      4. The team’s available capacity for the next iteration is known.
        1. A teammates capacity is calculated at 80% of the iteration days - vacation days.
    2. On the Wednesday, the teammates are invited to review the planned iteration scope and to provide feedback.
    3. On the Thursday, the EM and PM will have a sync call to finalize the next iteration’s scope. In determining the iteration scope they will factor in:
      1. The priority
      2. The effort estimate
      3. The available capacity of the team
      4. Any left over issues that won’t be complete from the prior iteration, and whether those issues should still be prioritized next iteration or moved to a backlog category.
      5. Feedback from the teammates
    4. The PM will prepare the current iteration project in GitHub with the relevant issues.


We do regular updates to communicate our progress to members of the team, and to external stakeholders.

Daily Slack updates

Collaborating across timezones requires regular communication to keep each other updated on our progress, and coordinate work handoff if needed. We also use this opportunity to build camaraderie between team members by sharing some non-work related aspects of our lives with each other.

We use Geekbot to facilitate all this and these updates are purely for coordination within the team (as opposed to for external stakeholders). At the start of each working day, Geekbot will ask each teammate a set of questions and the responses will be posted in the #web-chat Slack channel.
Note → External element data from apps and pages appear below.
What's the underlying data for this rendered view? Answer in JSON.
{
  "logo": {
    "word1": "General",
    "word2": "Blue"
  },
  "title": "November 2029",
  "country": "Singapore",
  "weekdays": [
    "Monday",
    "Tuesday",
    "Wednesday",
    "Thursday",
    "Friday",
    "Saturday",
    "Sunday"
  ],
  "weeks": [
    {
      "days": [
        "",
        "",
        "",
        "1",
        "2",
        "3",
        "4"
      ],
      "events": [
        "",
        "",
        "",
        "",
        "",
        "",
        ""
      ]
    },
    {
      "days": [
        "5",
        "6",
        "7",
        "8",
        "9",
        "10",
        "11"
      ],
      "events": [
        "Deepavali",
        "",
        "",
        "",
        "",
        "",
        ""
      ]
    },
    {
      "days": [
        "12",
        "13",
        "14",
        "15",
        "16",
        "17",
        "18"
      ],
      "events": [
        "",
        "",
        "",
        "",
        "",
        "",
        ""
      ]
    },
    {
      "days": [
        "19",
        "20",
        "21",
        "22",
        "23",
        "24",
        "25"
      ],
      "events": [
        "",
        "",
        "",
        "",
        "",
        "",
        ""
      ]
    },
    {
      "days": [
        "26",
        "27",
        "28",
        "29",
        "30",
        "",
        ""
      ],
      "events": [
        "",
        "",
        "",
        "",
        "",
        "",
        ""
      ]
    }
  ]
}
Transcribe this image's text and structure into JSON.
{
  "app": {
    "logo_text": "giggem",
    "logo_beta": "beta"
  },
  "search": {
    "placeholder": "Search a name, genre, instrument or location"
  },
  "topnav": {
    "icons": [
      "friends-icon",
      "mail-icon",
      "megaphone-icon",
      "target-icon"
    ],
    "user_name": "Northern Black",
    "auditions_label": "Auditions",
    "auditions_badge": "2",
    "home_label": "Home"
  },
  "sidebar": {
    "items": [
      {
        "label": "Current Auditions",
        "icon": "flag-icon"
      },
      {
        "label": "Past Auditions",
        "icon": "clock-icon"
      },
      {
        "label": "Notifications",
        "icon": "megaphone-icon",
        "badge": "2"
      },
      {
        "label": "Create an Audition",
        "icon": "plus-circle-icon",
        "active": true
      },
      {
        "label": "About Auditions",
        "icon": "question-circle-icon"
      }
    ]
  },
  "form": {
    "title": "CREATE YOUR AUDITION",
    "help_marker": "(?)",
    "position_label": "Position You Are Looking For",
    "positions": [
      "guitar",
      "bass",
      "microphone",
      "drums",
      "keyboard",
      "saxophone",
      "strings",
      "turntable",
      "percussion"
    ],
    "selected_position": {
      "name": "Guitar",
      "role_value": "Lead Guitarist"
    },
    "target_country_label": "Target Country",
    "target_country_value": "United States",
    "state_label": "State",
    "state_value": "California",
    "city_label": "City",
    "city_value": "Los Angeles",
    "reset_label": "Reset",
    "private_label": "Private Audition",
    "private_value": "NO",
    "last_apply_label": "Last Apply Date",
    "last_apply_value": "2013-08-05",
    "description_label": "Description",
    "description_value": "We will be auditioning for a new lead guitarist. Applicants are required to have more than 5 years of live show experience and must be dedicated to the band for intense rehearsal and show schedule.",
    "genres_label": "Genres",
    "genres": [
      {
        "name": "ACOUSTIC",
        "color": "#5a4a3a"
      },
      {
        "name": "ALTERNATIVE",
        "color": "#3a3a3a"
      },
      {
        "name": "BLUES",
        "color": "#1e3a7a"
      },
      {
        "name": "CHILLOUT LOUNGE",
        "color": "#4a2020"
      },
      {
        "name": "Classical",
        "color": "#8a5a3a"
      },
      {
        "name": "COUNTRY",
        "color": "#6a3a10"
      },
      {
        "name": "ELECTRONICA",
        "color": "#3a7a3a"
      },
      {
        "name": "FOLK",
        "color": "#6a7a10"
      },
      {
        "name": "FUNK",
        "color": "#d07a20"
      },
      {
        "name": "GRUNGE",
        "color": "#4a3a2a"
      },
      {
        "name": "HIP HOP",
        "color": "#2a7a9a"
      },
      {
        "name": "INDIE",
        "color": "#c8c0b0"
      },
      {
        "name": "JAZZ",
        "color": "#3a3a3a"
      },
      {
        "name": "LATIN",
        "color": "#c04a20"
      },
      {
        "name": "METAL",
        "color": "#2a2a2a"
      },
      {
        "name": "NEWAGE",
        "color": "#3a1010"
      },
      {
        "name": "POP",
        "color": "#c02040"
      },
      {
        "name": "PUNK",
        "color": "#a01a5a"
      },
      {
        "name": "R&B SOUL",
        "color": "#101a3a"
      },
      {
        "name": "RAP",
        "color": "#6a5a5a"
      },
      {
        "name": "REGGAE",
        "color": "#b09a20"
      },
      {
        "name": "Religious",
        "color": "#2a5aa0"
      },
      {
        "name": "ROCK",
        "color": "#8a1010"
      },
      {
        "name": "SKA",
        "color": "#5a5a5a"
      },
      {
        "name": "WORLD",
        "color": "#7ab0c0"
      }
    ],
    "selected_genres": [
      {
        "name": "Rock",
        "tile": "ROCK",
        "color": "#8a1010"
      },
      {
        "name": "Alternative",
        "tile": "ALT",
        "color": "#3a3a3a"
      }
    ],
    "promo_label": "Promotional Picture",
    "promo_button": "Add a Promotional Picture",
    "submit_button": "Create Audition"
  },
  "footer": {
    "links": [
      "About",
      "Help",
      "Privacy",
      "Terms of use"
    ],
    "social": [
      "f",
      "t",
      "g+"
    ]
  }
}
All teammates are expected to be part of this channel, and should read the updates, to learn what your teammates have been working on, and check if they need your help.


After each iteration, we hold a retrospective, to reflect on the past iteration. We use this retrospective to:

  • Understand whether we accomplished the goals we set at the beginning of the iteration. If we didn’t accomplish them, reflect on the reasons why.
  • Discuss things that didn’t go well in the iteration, and identify action items to improve on these in the next iteration.
  • Discuss things that went well in the past iteration, and that we should do more of / invest more into.

At the beginning of each iteration, the engineering manager will:

  • Schedule the retrospective meeting
  • Set up a Slack reminder three days before the retrospective meeting, asking teammates to write their discussion topics in our retrospectives document

We do regular backlog triages together, where we go through the issues in our backlog. This helps us resurface older issues, create shared awareness for existing deficiencies among everyone on our team and ensures no-longer-applicable issues are closed. To manage the load for these triages, a triage may have a specific theme, like “debt” or “performance”.

Team syncs

The web team holds weekly syncs.

The meeting notes of web team syncs can be found in this doc.

Before web team syncs, teammates and stakeholders should write down under “Discussion items” in the meeting notes document anything that they’d like to bring up for discussion with the whole team.